== Entries supplied ==
● ● ●

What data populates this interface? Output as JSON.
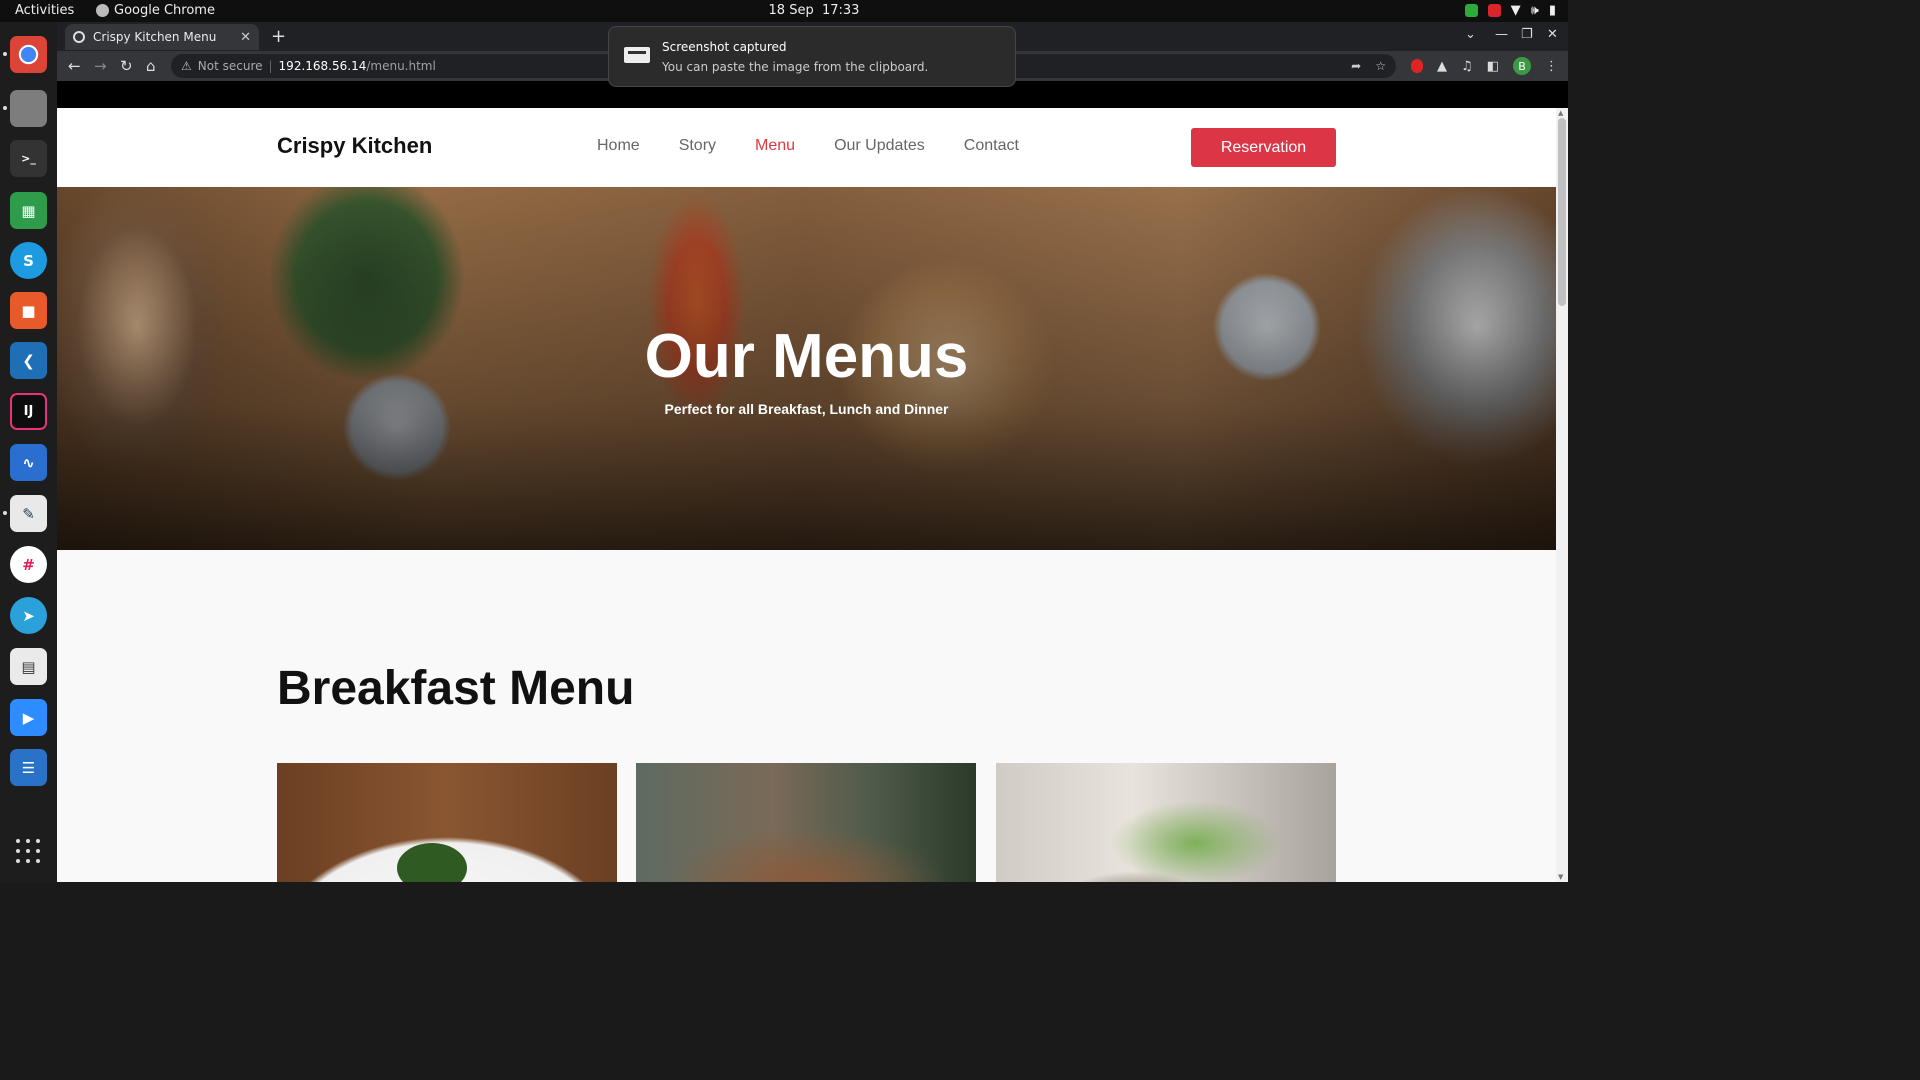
{
  "system": {
    "activities": "Activities",
    "app_name": "Google Chrome",
    "date": "18 Sep",
    "time": "17:33"
  },
  "dock": {
    "apps": [
      "chrome-icon",
      "files-icon",
      "terminal-icon",
      "spreadsheet-icon",
      "skype-icon",
      "software-icon",
      "vscode-icon",
      "intellij-icon",
      "monitor-icon",
      "text-editor-icon",
      "slack-icon",
      "telegram-icon",
      "reader-icon",
      "zoom-icon",
      "document-icon"
    ]
  },
  "browser": {
    "tab_title": "Crispy Kitchen Menu",
    "security_label": "Not secure",
    "url_host": "192.168.56.14",
    "url_path": "/menu.html",
    "profile_initial": "B"
  },
  "notification": {
    "title": "Screenshot captured",
    "body": "You can paste the image from the clipboard."
  },
  "site": {
    "brand": "Crispy Kitchen",
    "nav": [
      "Home",
      "Story",
      "Menu",
      "Our Updates",
      "Contact"
    ],
    "active_nav": "Menu",
    "reservation": "Reservation",
    "accent_color": "#dc3545",
    "hero_title": "Our Menus",
    "hero_subtitle": "Perfect for all Breakfast, Lunch and Dinner",
    "section_title": "Breakfast Menu"
  }
}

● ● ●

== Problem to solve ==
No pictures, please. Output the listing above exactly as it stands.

== Response to the task ==
What data populates this interface? Output as JSON.
{
  "system": {
    "activities": "Activities",
    "app_name": "Google Chrome",
    "date": "18 Sep",
    "time": "17:33"
  },
  "dock": {
    "apps": [
      "chrome-icon",
      "files-icon",
      "terminal-icon",
      "spreadsheet-icon",
      "skype-icon",
      "software-icon",
      "vscode-icon",
      "intellij-icon",
      "monitor-icon",
      "text-editor-icon",
      "slack-icon",
      "telegram-icon",
      "reader-icon",
      "zoom-icon",
      "document-icon"
    ]
  },
  "browser": {
    "tab_title": "Crispy Kitchen Menu",
    "security_label": "Not secure",
    "url_host": "192.168.56.14",
    "url_path": "/menu.html",
    "profile_initial": "B"
  },
  "notification": {
    "title": "Screenshot captured",
    "body": "You can paste the image from the clipboard."
  },
  "site": {
    "brand": "Crispy Kitchen",
    "nav": [
      "Home",
      "Story",
      "Menu",
      "Our Updates",
      "Contact"
    ],
    "active_nav": "Menu",
    "reservation": "Reservation",
    "accent_color": "#dc3545",
    "hero_title": "Our Menus",
    "hero_subtitle": "Perfect for all Breakfast, Lunch and Dinner",
    "section_title": "Breakfast Menu"
  }
}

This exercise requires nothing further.